"It was much more special to go out there and actually do it -- to beat them at their own game," Schmidt said.
It was a day to celebrate the little guys. The big guns misfired badly.
The miscalculation may have cost Dixon the pole, but starting from the middle of the front row still gives him a great opportunity of winning next Sunday. Franchitti, however, dropped from a possible pole all the way to ninth -- the outside of Row 3.
Servia starts outside Row 1, and while Newman Haas Racing was at one time one of the best teams, it has had to rebuild itself to return to prominence so let's count them in a little guy along with Bell (fourth position). Dan Wheldon is driving another one-off effort for Bryan Herta, and the 2005 Indy winner qualified sixth while 2004 champ Buddy Rice is driving an Indy-only car for Panther Racing and starts seventh. Ed Carpenter replaced Sarah Fisher behind the wheel of the car that Fisher owns and qualified eighth.
Team Penske had just one of its three drivers make the Fast Nine. Will Power qualified fifth at 226.773 mph. That fell far below the team's expectations. Ryan Briscoe crashed at 8:16 a.m., which damaged his primary car and forced the team to a backup. He wasn't fast enough to be one of the 24 cars eligible to make the 33-car lineup through Saturday's qualifications and must make the field on Sunday's Bump Day.
Three-time Indy 500 winner Helio Castroneves was attempting to win the pole for the third straight year but qualified a disappointing 16th at 225.216 mph.

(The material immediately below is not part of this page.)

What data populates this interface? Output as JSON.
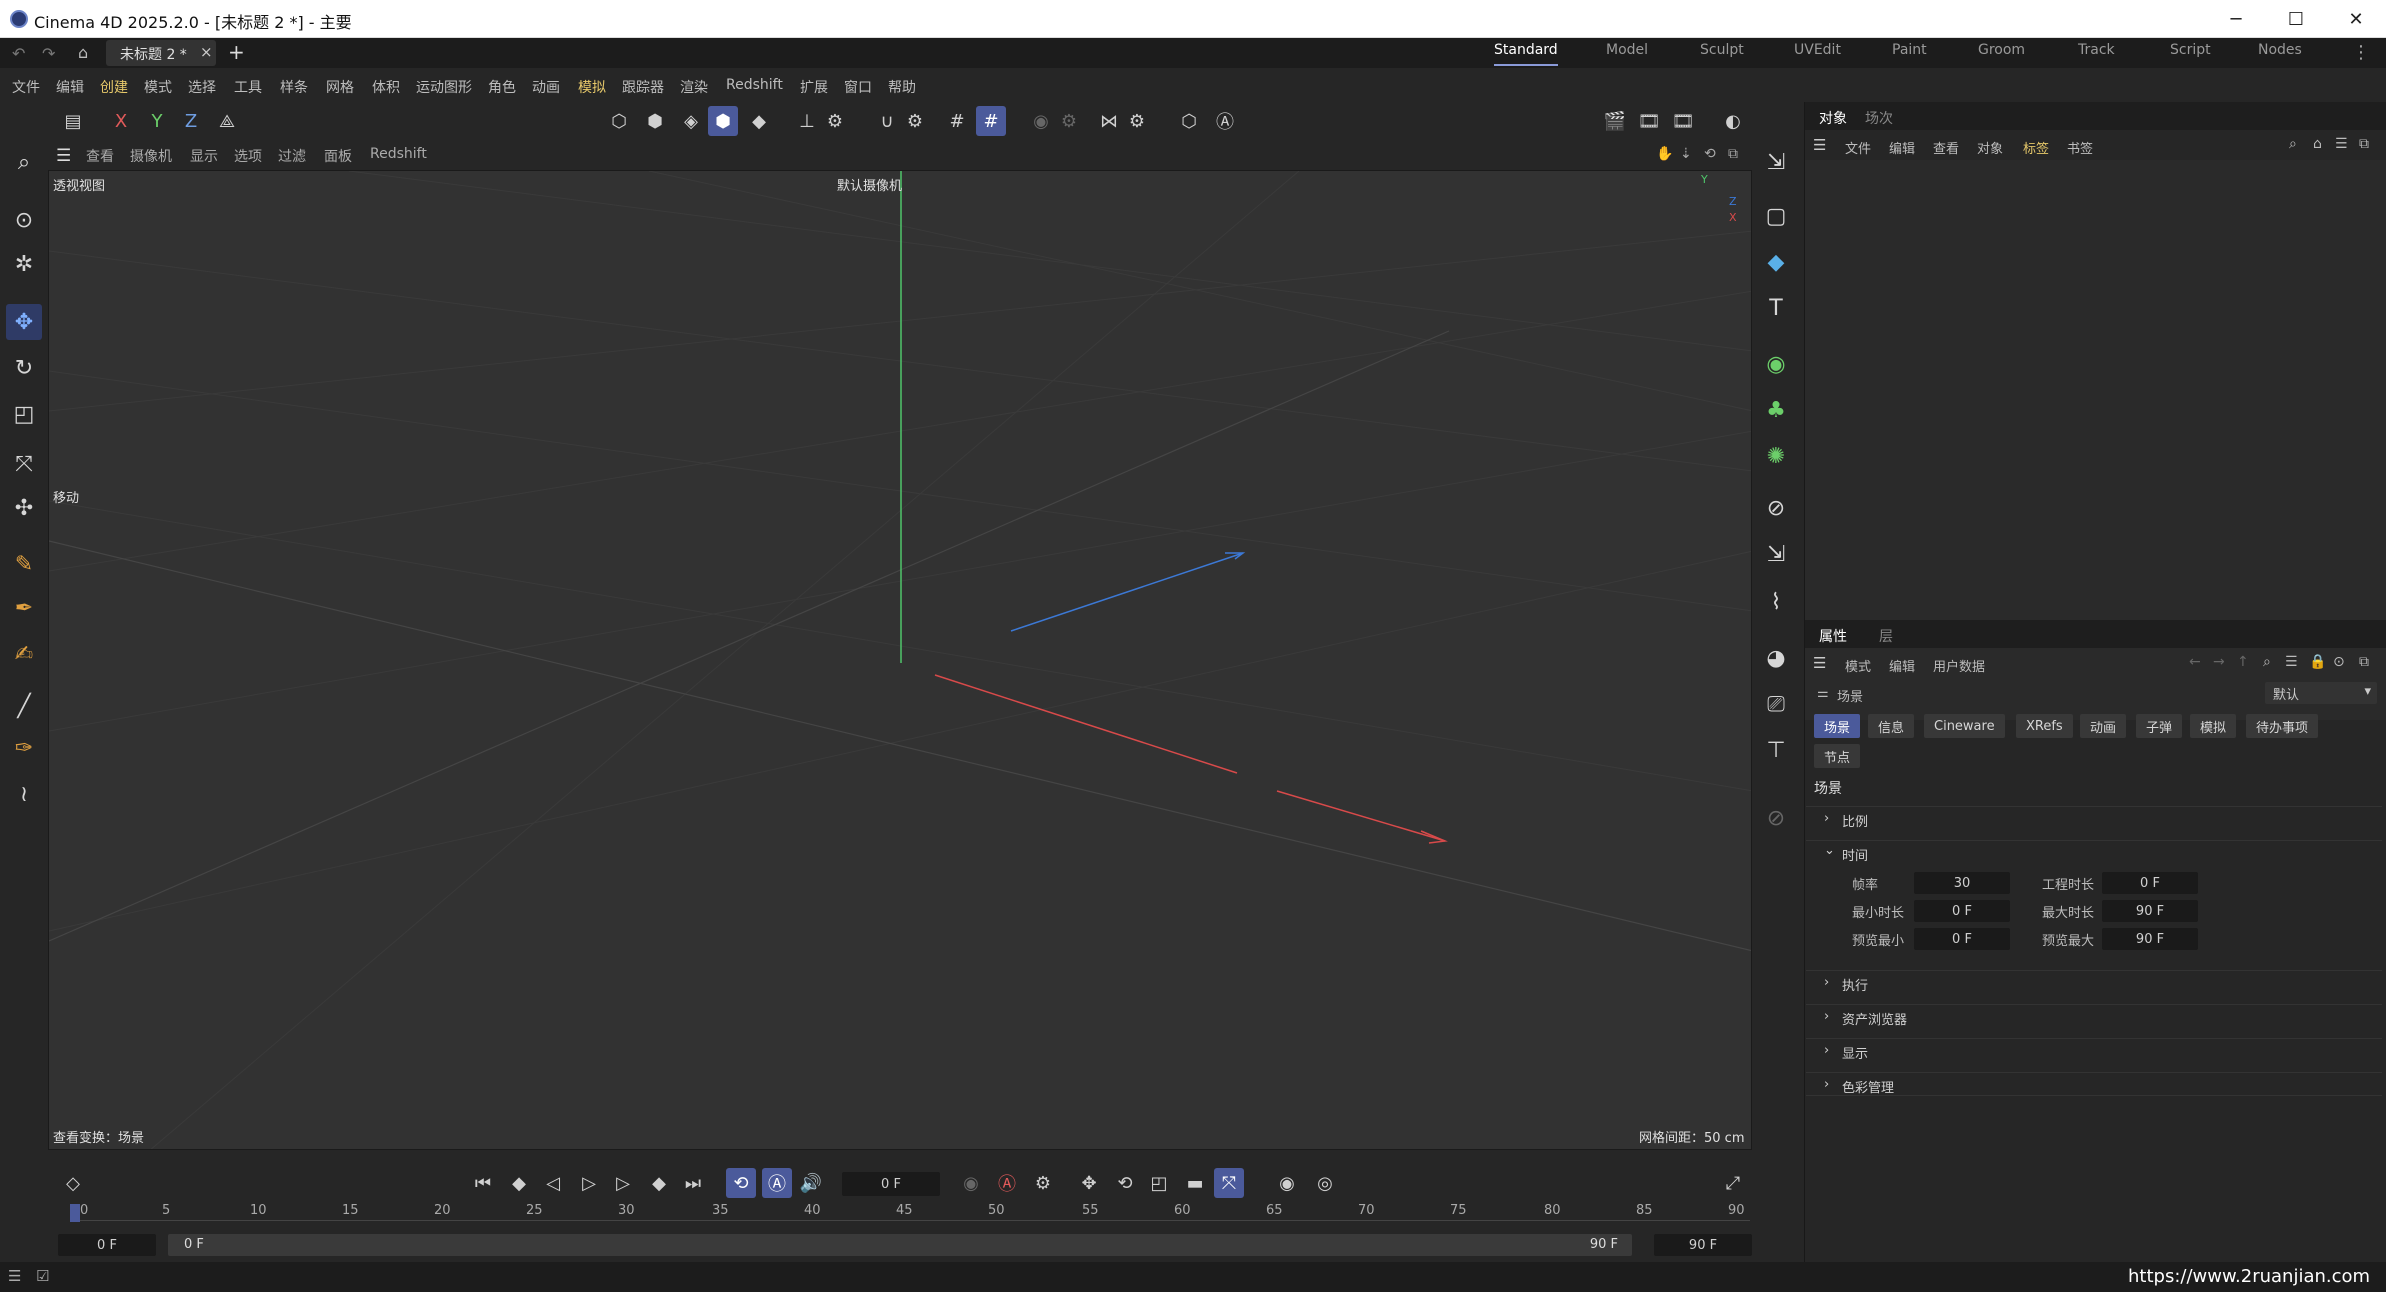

While Team Penske was a major disappointment, it paled in comparison to the day of disaster for Andretti Autosport. Only one of its five drivers made the field, and that was 48-year-old John Andretti, who starts 17th alongside Castroneves.
Penske's four full-timers all missed the starting lineup, including Danica Patrick, Ryan Hunter-Reay, Marco Andretti and Mike Conway.
Patrick's four-lap average of 223.837 mph was nowhere close enough to make this field. Simona de Silvestro, despite second-degree burns to her hands suffered in a Thursday crash, was cleared to return to the cockpit and made the 24th and final position at 224.392 mph.
"My body's shaking -- I was pretty nervous out there," de Silvestro said. "We didn't do many laps. A day ago, I wasn't sure if I wanted to get back in the car. I was really freaked out about it. But I think I made the right decision to get back in, and the doctors have taken really good car of me. After the crash, I was like, 'I don't need this. This is too crazy. It's way too dangerous.' You know, after a while you're back to being a race car driver and thinking, 'Nah, I can do this.' And you suck it up. This morning, I felt pretty good. Then I went to qualify and thought, 'Ah, I'm not too sure about that.' And especially when you're sitting (waiting to go qualify) and they're showing your crash on the screen. It's like, really? Thanks."
If Patrick makes the field Sunday, it will be the worst starting position of her career in the Indy 500 in what could be the final Indy start. That is, if Patrick decides to become a full-time NASCAR driver when her contract is up at the end of this season.
"I felt that we had a fast car not only today, but all month, and thought we would hit a 226 during today's qualifying run," Patrick said. "The car was really fast to start the month off. I was happy. It was the best I've felt here in a long time. I felt really comfortable with car, and it felt effortlessly fast, and it wasn't really slow until this morning. All I can think of is something we missed or something happened with the track, maybe, and everyone is putting a new set of rubber on, and it changed. We just have to buckle down at this point. I guess we are going to have to risk it a little more come [Sunday]."
Tagliani's triumph combined with so many missing the mark Saturday emphasized why the Indy 500 is so special. And while Tagliani's pole should not be a surprise because of how well he raced throughout the week, to see the biggest teams in the sport fail so badly was certainly the biggest surprise of all.